1st Place in the 1992 Empire 130 6-Dog Class in Wisconsin
1) Money Doesn’t Win, Becoming a Student Does
When I got involved in sled-dog racing, without a penny to my name, I had no choice but to become a student of caring, training and racing sled-dogs. I needed to learn every detail if I was going to win. Many people who get involved in sled-dog racing already have successful careers and are able to buy trained, experienced dogs as they put together their “dream team”. For me that wasn’t an option so I set up to learn from the best and learn from everyone I could. My first team was made up of “rejects” from the “money racers”. A Hollywood movie in the making, I entered my first race with dogs that other racers had given me because they weren’t “good enough” for their team of purchased dogs from the best teams from around the country. Before the two-day race was over, not only did I pass every team that had given me their “reject” dogs but also I found myself in 2nd place amongst the best racers in the country.
When I stumbled into the car business like so many of us have, I knew that I had to become a student of the business. I knew I needed to work on perfecting my sales process, I knew I had to learn and perfect closing and I knew that I had to develop and execute a stellar follow up system with my sold and unsold customers to maximize the car business opportunity. By doing this, I was able to become the top salesperson at the dealerships where I worked, breaking all the sales records and even receiving recognition from Chrysler as one of the top salespeople in the country.
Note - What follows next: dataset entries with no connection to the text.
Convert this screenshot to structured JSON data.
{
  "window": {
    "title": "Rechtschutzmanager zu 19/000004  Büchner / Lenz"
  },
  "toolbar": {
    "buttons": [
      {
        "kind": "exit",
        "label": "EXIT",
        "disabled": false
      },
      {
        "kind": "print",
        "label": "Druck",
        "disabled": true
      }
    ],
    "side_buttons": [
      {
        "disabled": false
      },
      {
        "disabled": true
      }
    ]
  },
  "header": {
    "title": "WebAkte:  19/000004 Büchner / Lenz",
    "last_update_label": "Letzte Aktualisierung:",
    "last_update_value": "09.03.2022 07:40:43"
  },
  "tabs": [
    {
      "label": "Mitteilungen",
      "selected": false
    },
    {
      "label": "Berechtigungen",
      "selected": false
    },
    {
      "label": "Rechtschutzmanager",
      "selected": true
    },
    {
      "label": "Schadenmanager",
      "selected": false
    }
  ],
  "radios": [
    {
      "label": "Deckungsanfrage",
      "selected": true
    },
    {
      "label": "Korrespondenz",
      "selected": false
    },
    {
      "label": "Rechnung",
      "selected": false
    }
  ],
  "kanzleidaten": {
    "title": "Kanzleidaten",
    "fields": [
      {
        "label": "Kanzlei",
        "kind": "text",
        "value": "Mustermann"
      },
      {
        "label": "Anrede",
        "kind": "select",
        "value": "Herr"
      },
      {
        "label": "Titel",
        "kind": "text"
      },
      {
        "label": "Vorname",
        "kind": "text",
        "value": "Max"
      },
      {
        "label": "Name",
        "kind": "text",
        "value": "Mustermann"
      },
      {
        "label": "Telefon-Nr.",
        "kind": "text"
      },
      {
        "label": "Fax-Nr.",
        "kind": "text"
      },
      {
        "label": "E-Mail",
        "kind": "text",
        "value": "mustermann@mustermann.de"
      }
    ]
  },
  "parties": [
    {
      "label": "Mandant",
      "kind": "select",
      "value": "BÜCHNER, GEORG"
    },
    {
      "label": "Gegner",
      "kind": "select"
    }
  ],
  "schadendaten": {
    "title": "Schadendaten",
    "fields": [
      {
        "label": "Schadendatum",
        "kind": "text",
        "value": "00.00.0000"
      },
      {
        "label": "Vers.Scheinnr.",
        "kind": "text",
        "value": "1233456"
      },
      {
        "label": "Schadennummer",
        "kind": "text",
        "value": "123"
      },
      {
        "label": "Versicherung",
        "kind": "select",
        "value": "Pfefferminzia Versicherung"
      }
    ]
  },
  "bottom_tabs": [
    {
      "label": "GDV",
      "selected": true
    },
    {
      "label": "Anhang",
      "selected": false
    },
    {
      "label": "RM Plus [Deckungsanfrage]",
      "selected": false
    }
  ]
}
Moving forward, I have approached everything I do this same way.
2) Consistent Training Always Beats the Fastest Team
There were always teams that thought they could fly through races and win by shear speed without proper training. The problem was that focusing just on speed and not backing that without proper training never prepares the team for the challenges ahead.
I knew that factors like how big the city I was in (small town Northern Minnesota), what brand I sold and how many years I was in the business wouldn’t determine if I succeeded but instead, if I learned the business, developed a process and worked the process, I would excel. So with my own money, I went to workshops, I bought CD’s, DVD’s and books to constantly train myself. Not only would I excel, but I would preform at the top of my field as a Salesperson, a Manager, a Digital Strategist and a Business Owner.
3) Success is Always Top Down
In the world of sled-dog racing, it’s all about the musher (sled-dog trainer), his/her lead dogs and having solid team dogs. Many a musher who has purchased the best of dogs has failed miserably, they had money, but as we have learned, money doesn’t win. Success was determined by the trainer, his leadership, preparing his team for what was ahead and respect that the team had for the musher.
How many Dealers or GMs have said “You will do this” only to find, his team didn’t follow through. In fact, they didn’t care so they did whatever they wanted to. Over and over, all of the individual team members seemed to do whatever they wanted.
4) Equipment is Important but Training Strategy Always Wins
Having the decked out truck to travel in, the lightest sled, newest winter gear to stay warm and all the coolest odds and ends that make racing much more enjoyable doesn’t win races. But with a great training schedule, racing strategy, leaders and team, you can win with almost any type of equipment.
The latest greatest Website, CRM, Email Newsletter and the Newest Cool Digital Widgets have never sold more cars. I’m sure you know dealers that are always switching to the next thing that comes along only to find out it wasn’t any “good”. It’s because the best equipment, doesn’t win races.
5) The Scenery Never Changes Unless You’re the Lead Dog
I’ve traveled thousands of miles by dogsled, I’ve won many races, but through all of it, I was merely a small piece of the journey and success. If focused on the craft by becoming a student of the sport, by focusing on a winning strategy, putting the time in training them right, I would spend my time in the back guiding the way and letting my team do what we have spent so much time preparing for. Winning.